• Exercise brief: In the data below, find every line with the string "Connected" and pull it out.

**** Exercise data ****

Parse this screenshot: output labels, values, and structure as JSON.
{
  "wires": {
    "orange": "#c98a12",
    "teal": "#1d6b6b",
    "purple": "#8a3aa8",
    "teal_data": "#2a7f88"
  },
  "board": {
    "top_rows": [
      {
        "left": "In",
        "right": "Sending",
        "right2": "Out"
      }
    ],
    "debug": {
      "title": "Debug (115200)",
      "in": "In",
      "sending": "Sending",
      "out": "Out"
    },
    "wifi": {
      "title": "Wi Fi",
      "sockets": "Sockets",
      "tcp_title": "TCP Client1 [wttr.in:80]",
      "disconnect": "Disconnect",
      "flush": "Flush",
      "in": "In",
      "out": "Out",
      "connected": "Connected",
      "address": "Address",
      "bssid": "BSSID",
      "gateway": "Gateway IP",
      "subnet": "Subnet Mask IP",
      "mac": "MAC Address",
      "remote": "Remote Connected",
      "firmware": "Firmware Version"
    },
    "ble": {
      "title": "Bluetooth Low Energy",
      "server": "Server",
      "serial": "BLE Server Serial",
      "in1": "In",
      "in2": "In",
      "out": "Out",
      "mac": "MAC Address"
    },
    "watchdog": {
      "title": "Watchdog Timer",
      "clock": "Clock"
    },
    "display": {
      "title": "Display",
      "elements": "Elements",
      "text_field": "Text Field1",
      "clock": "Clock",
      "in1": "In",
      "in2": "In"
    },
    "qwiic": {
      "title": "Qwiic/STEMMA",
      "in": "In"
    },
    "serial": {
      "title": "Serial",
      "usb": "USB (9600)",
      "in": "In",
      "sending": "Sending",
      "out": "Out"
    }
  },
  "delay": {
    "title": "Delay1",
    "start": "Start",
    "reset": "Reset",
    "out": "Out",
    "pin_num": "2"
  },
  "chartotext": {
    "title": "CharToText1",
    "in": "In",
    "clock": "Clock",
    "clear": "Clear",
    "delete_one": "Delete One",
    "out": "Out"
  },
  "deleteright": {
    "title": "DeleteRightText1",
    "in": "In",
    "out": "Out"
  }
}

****

• Written solution:
      "connected": "Connected",
      "remote": "Remote Connected",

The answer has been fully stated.